Entries in Black Boxes NTSB (2)


NTSB: Asiana Airline Approached Runway Below Target Speed

NTSB(SAN FRANCISCO) -- After analyzing Asiana Flight 214’s black boxes, the National Transportation Safety Board has a better idea of what caused the Boeing 777 to crash Saturday, killing two people and injuring 182 others.

The cockpit voice recorder was found to have a 2-hour long, good quality recording, and the data recorder recorded 1,400 parameters of data, capturing the entire flight.

According to Deborah Hersman, chair of the NTSB, the approach to the runway was normal. There was no discussion between the pilots of any aircraft anomalies or concerns with approach. An examination of the data recorder found that the plane was approaching the significantly below the target speed of 137 knots, or a little over 157 miles per hour. When asked how much slower, Hersman would only say that “we're not talking about a few knots.”

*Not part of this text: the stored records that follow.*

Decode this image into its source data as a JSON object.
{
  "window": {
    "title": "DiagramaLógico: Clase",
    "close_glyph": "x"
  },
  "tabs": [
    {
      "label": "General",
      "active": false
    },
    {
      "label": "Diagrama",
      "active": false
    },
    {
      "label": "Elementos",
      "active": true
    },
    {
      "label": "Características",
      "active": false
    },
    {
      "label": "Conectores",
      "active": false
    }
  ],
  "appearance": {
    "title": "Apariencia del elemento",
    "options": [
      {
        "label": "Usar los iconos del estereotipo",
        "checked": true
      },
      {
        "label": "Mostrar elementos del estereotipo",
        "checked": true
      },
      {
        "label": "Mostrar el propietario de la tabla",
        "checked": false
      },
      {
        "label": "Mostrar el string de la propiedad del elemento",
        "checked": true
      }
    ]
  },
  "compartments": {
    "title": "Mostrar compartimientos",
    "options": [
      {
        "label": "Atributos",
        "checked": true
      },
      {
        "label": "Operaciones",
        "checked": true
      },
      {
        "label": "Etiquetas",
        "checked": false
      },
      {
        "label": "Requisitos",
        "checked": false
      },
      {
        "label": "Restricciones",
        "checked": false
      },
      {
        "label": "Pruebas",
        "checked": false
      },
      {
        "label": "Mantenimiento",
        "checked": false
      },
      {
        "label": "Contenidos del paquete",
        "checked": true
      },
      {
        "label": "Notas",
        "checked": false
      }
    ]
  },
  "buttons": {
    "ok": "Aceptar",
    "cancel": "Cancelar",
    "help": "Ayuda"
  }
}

Crew members called to increase speed seven seconds prior to impact. The sound of a stick shaker, a device which jostles the controls in the pilot’s hand to indicate a stall is imminent, was heard four seconds prior to impact.

The engines appeared to be responding properly when the pilots attempted to increase speed, but it was already too late.

A call to initiate a go-around and attempt to abort the landing, occurred 1.5 second before impact.

All the systems that were required were operable and weather conditions were clear when the plane crashed. The glide slope operation was not functional, but it is not required by the FAA in good weather conditions.

Hersman said the investigation is ongoing.

Copyright 2013 ABC News Radio


Asiana Flight 214 Black Boxes Recovered, Appear Intact

NTSB(WASHINGTON) -- The black boxes from Asiana Flight 214 which crash landed at San Francisco International Airport Saturday have been recovered and sent to the National Transportation Safety Board’s Washington headquarters.

The flight data recorder and cockpit voice recorder, more commonly known as black boxes, were found in good condition and may yield critical information that may help determine why the Boeing 777 crashed, killing two 16-year-old Chinese students and wounding almost 200 others.

The recorders arrived at the NTSB lab at 9 a.m. Sunday morning.

“We hope that there is good data, good information on those,” said NTSB Chairwoman Deborah Hersman.

Meanwhile, investigators at the airport continue to comb through the burned out remains of the plane looking for clues. “We have teams that will be looking at aircraft operations and human performance, survival factors and we'll be looking at the aircraft,” Hersman said. “We'll be looking at power plans, systems and structures.”

Copyright 2013 ABC News Radio

ABC News Radio